Instructions to follow:
How many lines in the records below contain the word "this"? Answer with the number alone.

#### Dataset entries

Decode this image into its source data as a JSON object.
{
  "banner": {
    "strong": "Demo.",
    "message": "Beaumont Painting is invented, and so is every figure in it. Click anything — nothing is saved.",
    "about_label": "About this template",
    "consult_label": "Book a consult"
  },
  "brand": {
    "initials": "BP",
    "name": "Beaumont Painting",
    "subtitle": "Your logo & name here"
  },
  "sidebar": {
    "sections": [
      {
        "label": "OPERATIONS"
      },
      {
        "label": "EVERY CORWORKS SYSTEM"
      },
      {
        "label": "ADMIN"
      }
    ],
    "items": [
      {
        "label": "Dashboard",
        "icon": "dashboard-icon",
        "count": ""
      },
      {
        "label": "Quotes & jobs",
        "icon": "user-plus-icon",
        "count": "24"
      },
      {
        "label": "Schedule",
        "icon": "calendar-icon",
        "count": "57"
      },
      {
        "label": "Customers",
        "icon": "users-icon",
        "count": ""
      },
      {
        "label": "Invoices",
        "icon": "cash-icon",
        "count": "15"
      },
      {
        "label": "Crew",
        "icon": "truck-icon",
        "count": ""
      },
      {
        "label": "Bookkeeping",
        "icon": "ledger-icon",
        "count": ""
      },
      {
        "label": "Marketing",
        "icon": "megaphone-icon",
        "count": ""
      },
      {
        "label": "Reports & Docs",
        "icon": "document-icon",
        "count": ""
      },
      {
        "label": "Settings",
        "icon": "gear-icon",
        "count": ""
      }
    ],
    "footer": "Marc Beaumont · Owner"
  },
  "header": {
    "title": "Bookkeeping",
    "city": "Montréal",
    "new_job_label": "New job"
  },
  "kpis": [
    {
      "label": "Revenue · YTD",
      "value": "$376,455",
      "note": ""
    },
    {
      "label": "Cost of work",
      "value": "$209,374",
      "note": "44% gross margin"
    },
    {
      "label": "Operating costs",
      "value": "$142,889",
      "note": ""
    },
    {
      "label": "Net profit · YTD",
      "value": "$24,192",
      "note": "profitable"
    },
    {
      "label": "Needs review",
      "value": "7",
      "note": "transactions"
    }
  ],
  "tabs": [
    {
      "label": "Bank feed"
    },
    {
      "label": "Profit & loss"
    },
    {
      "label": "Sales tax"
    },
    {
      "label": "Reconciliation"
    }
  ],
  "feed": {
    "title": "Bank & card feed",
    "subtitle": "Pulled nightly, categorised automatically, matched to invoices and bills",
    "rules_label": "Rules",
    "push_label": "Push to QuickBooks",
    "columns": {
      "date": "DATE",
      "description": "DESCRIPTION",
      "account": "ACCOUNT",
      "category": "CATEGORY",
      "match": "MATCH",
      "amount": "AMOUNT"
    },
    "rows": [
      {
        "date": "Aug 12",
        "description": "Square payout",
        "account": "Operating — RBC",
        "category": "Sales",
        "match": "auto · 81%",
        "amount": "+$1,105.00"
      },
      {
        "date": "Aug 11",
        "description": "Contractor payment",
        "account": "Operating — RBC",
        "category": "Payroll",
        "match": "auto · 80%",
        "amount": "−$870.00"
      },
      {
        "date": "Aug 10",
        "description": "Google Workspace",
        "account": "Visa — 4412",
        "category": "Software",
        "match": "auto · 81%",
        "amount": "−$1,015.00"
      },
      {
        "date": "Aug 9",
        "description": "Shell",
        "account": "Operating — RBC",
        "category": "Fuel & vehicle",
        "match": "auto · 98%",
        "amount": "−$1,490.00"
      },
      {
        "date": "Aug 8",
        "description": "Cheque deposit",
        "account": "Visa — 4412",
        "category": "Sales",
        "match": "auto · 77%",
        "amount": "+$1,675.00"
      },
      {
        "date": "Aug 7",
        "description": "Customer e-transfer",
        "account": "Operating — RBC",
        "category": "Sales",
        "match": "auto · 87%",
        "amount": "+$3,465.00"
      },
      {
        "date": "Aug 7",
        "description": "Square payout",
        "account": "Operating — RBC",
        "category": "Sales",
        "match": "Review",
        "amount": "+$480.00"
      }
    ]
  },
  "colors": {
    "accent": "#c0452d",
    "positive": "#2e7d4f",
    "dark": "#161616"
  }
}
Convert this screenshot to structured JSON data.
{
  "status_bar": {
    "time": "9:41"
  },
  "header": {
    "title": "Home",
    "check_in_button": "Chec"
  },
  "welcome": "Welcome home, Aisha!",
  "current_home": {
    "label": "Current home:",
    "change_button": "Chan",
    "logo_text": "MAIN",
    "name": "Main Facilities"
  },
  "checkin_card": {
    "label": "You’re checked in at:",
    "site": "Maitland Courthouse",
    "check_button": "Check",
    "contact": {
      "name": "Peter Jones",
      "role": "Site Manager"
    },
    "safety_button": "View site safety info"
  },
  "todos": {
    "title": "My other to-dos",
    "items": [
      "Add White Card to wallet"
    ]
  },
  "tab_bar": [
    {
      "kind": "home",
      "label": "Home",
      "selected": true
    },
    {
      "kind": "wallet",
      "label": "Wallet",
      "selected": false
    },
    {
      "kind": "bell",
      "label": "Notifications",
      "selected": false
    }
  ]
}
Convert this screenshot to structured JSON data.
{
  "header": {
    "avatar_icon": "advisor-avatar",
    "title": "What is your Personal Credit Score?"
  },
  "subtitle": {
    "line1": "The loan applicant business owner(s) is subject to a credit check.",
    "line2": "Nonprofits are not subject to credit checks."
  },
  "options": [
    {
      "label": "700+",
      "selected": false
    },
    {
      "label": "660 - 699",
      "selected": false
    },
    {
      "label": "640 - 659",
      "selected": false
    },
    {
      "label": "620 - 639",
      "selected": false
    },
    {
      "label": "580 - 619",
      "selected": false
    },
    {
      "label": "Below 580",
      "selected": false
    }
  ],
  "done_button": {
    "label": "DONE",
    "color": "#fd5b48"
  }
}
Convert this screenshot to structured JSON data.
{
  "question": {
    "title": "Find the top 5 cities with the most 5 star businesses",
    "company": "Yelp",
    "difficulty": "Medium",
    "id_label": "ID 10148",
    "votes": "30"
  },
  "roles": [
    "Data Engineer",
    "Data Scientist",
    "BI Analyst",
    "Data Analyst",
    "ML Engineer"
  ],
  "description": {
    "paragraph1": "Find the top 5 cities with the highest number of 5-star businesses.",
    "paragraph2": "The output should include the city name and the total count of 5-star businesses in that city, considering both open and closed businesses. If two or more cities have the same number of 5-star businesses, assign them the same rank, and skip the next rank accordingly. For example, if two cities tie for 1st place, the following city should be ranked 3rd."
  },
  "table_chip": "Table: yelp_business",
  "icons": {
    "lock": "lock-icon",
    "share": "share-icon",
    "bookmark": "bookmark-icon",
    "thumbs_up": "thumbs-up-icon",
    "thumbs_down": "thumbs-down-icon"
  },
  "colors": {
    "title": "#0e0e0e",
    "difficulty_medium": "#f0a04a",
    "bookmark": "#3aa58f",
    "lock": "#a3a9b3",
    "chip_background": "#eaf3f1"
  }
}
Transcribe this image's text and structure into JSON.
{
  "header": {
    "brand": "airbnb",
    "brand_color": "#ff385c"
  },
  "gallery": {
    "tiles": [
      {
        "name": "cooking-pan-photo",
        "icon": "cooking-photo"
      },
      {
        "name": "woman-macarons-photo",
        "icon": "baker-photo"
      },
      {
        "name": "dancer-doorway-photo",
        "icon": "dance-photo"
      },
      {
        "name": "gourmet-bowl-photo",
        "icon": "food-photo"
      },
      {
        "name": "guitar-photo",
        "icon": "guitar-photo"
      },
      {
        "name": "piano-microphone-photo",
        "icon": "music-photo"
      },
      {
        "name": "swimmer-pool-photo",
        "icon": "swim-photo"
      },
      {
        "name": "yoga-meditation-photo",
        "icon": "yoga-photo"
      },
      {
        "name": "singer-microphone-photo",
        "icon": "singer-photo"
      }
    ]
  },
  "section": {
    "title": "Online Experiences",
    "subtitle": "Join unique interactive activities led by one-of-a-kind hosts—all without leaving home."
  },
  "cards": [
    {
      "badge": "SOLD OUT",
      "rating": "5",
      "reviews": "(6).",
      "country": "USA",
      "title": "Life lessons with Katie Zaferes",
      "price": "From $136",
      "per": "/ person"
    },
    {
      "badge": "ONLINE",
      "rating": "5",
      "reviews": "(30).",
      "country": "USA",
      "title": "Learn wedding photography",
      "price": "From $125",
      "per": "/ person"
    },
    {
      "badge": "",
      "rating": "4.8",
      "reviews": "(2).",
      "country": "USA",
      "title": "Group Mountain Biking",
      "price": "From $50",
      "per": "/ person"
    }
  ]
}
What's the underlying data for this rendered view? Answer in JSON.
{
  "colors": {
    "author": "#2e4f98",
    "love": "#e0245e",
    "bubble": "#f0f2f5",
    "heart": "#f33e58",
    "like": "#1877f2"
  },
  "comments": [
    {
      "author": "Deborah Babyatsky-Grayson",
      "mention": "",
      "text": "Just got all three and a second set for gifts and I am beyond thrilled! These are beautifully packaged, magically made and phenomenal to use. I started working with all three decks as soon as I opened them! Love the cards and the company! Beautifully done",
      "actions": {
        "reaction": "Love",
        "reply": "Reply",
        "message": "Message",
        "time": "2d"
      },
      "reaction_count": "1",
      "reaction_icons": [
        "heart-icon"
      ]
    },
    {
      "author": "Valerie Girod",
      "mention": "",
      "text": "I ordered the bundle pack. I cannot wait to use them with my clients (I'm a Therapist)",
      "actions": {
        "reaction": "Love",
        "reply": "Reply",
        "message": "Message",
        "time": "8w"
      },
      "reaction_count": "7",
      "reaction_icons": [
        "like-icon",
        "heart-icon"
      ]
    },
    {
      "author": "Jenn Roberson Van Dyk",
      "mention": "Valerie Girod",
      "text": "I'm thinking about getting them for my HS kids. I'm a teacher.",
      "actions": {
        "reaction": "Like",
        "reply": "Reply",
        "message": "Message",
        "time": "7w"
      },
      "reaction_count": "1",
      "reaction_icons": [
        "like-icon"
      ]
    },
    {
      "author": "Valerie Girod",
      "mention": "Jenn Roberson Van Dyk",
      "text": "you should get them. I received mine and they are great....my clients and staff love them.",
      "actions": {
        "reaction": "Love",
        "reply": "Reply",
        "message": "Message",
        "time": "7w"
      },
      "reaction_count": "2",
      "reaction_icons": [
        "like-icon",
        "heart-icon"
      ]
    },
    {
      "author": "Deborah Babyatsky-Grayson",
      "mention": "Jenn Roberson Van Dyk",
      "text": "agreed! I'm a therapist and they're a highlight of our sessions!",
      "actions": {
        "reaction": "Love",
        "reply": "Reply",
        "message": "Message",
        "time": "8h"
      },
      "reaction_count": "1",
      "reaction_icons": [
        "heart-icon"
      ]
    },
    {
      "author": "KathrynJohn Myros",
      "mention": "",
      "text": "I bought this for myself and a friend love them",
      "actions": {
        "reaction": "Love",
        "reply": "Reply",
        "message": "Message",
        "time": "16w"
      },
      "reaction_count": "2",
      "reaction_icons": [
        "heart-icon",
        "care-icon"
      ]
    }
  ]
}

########

Task answer:
8